Or is there a new purebred in your future? If you answered in the affirmative to either question, now answer me this: Do you know how your breed’s genetic material influences the kind of diseases you may become way too familiar with in the future?

Though I’m big on mutts and think there’s nothing better than a Heinz 57 for most families, I do understand the impulse to partake in the heritage of a specific breed. I get that knowing what you’re getting at the outset can be a critically important condition for some people.

That said, I’m also big on informing my clients of what they’re getting into anytime they take on a purebred. It’s not just the behavioral aspects that strongly influence their health and well being, it’s also about genetic diseases and their propagation.

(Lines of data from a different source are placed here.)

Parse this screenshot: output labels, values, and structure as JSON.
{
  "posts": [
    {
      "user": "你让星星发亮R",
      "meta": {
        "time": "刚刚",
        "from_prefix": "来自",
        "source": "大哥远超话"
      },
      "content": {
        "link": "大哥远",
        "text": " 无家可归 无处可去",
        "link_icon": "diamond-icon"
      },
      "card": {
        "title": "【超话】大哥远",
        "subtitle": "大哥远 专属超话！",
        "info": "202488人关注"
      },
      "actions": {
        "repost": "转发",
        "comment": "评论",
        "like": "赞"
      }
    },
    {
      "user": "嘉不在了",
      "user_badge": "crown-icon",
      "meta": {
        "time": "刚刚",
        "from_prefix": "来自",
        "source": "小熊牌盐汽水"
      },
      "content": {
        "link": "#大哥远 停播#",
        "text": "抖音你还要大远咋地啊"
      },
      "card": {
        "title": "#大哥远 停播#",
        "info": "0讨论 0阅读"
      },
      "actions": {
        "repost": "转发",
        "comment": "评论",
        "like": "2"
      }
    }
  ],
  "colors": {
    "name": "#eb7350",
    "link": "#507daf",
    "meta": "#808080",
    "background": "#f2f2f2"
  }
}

To that end, I’ve proudly participated in a genetic disease library sponsored by Embrace Pet Insurance. Embrace has been generous in offering me this opportunity. Not just because it means I’ll have an influence in how people like you make decisions about your purebreds, but also because it means I can blog about it (and I'm always looking for something to blog about).

Hence today’s post, in which I explain how it is that you can best use this resource, should you be curious about your pets or future pets. First, there’s a master list of breeds; scroll down and you’ll find a master list of diseases (I’m almost done with the dog stuff — 120 diseases’ worth).

You can search either by breed (and read a pretty impressively written write-up of your breed of choice) or by disease. Since most pet owners won’t necessarily want to jump the gun and read all my enticingly scientific articles first, I recommend you find your diseases of interest by clicking on the links at the end of your breed’s profile.

OK, so now that you've undertaken this task, do you find that the breed suffers from lots of scary diseases? Don’t necessarily be put off. Instead, read up on the disease and determine whether there’s a genetic test your breeder should be doing to weed out the trait. If you’re dead set on the breed, you’ll at least be armed with information so you know exactly what to ask and what proof of health to look for.

Example: Labrador retriever >>> hip dysplasia >>> OFA or PennHip certification and CERF certification.

Basic stuff. But not something you'd necessarily know about. So now that you know what you need from your purebred’s breeder, you’re a go for your mission to find one. If you already have a purebred, read up on your breed’s related diseases so you can ask your veterinarian about them on your next visit. 

This is how it works. And the cat stuff is on the way. It may not be a perfect system but it’s a big head start for people with inquiring minds. People like you. So get to it.

Dr. Patty Khuly